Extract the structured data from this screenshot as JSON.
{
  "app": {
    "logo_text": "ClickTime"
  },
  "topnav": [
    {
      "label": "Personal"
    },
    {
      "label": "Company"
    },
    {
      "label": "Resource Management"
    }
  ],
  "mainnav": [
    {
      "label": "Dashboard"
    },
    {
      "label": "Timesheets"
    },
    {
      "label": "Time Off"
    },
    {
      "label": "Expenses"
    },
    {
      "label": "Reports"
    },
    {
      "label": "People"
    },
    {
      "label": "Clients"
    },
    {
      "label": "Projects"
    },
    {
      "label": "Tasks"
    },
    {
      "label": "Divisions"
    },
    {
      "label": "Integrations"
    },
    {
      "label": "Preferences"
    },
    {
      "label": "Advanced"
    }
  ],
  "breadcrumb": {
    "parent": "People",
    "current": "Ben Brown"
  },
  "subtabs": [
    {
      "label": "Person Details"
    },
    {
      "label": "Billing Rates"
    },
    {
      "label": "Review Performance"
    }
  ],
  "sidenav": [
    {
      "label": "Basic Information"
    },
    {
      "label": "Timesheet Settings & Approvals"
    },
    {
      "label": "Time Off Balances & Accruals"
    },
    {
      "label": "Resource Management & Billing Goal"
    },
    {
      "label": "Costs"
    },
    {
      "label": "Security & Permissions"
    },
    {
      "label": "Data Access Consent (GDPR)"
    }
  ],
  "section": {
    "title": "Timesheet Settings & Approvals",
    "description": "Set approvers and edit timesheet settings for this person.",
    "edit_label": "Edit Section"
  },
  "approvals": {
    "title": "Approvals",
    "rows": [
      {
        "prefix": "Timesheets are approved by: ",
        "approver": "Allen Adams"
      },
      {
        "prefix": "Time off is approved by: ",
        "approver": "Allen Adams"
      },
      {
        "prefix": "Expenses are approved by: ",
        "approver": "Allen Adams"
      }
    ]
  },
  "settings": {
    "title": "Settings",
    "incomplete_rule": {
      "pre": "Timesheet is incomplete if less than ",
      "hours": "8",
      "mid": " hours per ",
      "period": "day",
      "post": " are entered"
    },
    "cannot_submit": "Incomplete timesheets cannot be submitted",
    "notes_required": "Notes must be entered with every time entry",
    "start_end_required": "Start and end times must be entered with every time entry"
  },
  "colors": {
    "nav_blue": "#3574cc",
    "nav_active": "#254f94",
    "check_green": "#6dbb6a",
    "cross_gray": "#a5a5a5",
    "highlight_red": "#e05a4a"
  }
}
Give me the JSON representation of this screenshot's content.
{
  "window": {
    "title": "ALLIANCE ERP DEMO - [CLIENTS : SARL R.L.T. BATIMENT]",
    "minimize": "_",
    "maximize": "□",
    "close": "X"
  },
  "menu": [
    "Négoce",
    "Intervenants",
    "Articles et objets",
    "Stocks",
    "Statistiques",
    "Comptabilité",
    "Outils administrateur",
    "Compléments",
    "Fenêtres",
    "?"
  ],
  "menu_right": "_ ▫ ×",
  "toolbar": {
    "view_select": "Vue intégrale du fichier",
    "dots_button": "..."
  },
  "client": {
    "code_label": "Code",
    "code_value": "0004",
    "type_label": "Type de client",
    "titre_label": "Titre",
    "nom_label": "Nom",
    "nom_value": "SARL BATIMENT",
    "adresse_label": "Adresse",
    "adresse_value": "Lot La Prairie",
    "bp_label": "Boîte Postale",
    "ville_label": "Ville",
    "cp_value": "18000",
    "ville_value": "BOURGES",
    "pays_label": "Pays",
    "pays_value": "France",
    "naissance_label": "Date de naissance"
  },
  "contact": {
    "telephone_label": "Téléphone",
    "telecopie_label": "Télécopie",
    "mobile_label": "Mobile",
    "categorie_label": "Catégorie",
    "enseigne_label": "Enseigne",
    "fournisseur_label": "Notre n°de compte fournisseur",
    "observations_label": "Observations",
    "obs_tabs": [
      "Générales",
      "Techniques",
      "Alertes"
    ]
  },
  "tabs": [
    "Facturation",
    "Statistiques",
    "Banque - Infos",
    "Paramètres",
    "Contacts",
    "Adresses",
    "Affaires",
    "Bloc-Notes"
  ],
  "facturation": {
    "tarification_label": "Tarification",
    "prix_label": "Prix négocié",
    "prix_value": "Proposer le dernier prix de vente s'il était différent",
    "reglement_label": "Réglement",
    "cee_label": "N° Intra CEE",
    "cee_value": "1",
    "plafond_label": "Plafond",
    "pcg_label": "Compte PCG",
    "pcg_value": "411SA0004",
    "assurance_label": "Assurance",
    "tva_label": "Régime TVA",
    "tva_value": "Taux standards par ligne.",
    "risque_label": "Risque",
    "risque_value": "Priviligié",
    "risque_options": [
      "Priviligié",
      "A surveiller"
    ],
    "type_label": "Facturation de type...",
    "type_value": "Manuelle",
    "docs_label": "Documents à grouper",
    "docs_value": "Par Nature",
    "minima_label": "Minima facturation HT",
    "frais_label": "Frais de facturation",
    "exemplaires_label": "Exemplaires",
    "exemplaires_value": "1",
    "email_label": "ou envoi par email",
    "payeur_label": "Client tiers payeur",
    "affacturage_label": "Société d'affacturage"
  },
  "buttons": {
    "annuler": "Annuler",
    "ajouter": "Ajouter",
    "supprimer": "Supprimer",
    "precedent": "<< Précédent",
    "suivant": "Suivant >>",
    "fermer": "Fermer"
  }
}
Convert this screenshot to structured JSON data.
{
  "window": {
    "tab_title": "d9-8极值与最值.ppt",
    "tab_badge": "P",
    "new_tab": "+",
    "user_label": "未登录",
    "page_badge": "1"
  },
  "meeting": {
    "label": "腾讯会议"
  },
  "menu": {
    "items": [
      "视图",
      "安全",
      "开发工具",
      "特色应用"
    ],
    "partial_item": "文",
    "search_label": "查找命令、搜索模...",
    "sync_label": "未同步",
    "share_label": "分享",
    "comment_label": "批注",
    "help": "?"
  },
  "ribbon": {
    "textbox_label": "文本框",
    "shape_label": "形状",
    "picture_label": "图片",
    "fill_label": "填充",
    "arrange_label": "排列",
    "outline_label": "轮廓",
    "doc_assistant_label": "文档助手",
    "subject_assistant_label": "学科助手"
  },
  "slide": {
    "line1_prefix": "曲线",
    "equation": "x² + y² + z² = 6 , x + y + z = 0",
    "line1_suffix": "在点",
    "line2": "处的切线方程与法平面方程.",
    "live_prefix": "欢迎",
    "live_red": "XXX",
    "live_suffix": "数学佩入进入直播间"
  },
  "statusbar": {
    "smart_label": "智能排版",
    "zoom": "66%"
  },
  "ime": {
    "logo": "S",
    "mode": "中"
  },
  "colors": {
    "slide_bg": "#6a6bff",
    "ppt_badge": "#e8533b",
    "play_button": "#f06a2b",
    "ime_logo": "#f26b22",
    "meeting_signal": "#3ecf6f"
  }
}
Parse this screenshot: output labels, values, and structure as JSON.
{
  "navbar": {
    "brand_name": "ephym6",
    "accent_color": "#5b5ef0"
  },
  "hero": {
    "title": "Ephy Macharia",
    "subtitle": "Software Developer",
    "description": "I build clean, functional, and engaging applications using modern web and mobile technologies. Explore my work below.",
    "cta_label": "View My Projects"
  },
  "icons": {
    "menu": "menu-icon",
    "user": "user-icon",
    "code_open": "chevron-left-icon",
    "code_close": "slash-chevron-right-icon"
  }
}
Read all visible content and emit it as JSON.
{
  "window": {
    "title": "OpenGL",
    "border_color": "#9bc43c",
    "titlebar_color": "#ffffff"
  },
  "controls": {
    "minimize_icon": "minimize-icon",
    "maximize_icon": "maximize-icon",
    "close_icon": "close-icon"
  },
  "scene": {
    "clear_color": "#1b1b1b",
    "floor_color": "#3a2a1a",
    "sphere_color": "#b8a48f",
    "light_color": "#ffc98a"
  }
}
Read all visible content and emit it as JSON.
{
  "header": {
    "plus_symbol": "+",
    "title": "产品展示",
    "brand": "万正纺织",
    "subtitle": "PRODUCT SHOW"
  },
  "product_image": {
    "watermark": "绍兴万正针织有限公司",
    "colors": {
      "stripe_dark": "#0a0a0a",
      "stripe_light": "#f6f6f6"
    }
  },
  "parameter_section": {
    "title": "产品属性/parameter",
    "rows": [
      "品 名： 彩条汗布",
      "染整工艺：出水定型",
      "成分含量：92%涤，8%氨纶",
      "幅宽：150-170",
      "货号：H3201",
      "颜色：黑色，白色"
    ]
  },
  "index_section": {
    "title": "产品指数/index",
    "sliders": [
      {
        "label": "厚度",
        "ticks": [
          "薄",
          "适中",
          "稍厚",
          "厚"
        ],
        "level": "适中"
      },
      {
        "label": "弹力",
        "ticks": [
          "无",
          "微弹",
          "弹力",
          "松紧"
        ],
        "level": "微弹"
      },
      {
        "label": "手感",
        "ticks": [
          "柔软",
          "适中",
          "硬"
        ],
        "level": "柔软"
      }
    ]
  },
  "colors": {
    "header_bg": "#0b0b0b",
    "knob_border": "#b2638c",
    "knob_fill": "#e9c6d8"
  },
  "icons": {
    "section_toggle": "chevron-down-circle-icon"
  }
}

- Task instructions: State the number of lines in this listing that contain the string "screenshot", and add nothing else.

- Exercise output: 4